◆ WORK TO BE COMPLETED: Go line by line through the records and tally those that include "JSON". Respond with the tally only.

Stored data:
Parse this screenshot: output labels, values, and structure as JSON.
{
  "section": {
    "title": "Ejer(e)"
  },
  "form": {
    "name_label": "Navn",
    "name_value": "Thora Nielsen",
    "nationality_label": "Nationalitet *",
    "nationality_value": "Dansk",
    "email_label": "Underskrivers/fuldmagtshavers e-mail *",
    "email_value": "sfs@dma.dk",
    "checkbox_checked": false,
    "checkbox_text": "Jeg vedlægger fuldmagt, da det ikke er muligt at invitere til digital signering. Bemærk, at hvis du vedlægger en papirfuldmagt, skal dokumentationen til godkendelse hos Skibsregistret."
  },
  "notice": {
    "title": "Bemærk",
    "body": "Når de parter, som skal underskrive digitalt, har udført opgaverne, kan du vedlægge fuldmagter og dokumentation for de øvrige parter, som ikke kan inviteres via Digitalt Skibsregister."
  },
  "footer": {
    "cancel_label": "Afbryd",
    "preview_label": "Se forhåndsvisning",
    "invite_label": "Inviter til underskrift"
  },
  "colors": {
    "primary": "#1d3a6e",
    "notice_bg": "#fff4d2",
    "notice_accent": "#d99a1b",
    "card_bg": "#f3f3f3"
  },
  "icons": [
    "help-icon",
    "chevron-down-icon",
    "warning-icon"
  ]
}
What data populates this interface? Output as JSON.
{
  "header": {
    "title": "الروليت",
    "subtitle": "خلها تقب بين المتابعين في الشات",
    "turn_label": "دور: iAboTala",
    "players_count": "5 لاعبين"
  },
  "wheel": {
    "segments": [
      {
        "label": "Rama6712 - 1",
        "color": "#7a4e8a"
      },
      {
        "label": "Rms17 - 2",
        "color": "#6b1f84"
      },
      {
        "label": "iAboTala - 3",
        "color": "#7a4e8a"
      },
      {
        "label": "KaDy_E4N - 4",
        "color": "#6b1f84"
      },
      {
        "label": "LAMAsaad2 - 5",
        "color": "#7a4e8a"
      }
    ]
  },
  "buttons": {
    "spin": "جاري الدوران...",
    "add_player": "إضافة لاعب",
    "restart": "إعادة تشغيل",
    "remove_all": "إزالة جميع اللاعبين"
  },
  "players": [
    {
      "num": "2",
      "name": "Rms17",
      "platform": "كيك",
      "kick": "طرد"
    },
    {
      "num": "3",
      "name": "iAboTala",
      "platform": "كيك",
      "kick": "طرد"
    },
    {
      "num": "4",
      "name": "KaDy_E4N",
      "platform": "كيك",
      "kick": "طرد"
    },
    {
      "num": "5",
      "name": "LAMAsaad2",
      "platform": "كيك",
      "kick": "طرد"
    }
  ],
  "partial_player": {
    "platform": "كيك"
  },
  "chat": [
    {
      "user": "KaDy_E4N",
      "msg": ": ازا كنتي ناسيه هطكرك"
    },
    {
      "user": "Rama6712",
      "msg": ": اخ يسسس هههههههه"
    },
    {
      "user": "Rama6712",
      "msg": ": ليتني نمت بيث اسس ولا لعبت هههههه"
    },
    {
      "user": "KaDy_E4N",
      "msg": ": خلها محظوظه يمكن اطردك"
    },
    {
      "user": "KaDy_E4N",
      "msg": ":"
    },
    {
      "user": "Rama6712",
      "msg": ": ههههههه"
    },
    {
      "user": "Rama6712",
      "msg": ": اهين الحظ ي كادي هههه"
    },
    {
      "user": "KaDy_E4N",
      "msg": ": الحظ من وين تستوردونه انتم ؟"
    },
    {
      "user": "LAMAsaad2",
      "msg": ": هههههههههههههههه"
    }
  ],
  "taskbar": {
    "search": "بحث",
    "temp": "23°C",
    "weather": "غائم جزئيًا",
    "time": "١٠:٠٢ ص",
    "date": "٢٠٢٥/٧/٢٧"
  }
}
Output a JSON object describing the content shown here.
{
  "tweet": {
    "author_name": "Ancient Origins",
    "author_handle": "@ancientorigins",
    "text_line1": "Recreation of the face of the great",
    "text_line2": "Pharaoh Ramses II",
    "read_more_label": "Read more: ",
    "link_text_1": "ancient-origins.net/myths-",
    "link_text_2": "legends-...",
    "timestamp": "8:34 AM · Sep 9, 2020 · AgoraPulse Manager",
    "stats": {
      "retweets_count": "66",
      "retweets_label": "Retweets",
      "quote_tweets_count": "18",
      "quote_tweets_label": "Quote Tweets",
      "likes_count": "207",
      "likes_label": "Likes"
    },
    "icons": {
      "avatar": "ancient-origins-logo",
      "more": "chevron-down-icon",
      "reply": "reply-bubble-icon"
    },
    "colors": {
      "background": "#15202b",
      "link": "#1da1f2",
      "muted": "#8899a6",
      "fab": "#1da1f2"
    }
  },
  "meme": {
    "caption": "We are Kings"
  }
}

◆ RESULT: 3